* [Exercise requirements] Find every line in the records below that holds the word "graficzna", and copy it out.

━━ Data listing ━━

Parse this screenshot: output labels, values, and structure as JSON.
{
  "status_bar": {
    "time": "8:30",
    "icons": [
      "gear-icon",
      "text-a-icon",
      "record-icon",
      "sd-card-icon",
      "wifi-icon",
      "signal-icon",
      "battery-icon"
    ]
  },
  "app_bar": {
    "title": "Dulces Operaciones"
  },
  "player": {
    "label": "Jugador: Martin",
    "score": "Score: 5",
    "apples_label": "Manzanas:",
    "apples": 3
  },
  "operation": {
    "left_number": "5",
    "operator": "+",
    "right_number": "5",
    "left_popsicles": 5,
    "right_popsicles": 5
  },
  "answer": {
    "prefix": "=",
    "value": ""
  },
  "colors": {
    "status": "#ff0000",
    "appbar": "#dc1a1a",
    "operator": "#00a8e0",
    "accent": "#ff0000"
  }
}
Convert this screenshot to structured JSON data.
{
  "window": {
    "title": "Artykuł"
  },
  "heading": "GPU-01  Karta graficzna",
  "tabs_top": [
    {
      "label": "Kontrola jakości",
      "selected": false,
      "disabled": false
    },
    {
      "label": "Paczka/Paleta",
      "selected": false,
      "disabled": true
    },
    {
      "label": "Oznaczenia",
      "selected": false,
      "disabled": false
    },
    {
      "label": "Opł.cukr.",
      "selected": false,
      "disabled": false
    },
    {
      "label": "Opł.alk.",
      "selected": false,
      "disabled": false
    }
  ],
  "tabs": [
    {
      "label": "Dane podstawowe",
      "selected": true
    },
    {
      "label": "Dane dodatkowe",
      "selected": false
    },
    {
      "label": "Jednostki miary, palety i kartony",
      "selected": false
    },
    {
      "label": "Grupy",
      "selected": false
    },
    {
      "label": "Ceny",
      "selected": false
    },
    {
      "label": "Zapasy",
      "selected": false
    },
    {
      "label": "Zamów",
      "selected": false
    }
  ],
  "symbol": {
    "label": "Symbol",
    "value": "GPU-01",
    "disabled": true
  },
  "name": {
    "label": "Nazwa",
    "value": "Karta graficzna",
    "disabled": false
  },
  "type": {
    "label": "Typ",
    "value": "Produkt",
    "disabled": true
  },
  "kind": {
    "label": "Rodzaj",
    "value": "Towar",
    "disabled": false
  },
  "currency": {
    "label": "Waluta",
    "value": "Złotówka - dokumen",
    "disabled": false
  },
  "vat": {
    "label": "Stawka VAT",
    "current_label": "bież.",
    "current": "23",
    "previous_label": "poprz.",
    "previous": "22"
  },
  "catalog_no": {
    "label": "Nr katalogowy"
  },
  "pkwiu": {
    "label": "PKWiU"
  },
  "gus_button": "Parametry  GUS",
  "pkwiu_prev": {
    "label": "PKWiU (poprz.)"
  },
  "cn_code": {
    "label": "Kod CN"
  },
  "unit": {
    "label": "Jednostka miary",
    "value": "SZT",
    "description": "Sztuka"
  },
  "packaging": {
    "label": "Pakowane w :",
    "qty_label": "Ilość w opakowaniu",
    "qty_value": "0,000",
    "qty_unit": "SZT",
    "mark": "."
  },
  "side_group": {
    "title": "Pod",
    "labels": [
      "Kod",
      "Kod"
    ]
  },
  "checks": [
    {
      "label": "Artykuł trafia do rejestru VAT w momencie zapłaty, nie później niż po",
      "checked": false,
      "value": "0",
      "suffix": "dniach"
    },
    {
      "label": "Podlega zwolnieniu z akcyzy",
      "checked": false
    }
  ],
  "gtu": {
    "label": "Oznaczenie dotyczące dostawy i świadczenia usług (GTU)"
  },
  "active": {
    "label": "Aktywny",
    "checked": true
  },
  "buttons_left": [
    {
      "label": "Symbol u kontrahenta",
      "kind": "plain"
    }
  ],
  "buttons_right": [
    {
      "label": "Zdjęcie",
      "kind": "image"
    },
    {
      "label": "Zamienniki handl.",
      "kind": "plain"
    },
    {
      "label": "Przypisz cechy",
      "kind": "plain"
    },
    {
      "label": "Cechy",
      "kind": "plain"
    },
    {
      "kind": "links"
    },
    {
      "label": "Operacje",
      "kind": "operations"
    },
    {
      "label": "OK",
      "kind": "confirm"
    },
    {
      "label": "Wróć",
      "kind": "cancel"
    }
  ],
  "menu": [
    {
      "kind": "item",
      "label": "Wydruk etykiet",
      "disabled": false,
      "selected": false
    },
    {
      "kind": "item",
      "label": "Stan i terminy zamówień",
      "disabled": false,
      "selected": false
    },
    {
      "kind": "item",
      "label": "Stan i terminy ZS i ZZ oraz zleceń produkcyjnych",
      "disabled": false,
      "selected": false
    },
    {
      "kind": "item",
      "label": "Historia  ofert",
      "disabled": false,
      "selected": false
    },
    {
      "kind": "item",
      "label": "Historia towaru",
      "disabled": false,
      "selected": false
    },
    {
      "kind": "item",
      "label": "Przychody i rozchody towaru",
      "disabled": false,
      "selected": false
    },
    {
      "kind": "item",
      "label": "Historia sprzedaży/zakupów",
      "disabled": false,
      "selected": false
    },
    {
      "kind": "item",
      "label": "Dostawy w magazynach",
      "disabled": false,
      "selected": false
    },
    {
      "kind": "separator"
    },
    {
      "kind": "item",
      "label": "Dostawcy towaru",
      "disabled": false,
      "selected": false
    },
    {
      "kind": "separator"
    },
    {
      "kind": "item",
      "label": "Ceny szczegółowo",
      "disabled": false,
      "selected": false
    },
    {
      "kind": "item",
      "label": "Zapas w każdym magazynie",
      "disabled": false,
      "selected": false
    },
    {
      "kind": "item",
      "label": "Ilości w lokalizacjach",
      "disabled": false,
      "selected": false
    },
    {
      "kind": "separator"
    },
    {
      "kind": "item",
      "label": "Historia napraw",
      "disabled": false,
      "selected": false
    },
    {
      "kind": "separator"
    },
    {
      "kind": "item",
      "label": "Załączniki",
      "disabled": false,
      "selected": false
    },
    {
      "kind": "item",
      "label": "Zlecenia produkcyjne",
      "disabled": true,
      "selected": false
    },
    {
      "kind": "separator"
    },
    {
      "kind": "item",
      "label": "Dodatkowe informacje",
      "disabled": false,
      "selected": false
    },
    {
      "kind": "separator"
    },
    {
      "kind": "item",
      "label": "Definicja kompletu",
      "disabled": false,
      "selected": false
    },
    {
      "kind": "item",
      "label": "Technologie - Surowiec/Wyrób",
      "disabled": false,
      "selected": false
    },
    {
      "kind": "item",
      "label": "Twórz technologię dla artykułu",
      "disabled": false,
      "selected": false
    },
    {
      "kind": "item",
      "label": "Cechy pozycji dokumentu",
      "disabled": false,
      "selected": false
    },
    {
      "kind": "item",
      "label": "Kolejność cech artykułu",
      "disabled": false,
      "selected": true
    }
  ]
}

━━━

* [Solution below]
  "heading": "GPU-01  Karta graficzna",
    "value": "Karta graficzna",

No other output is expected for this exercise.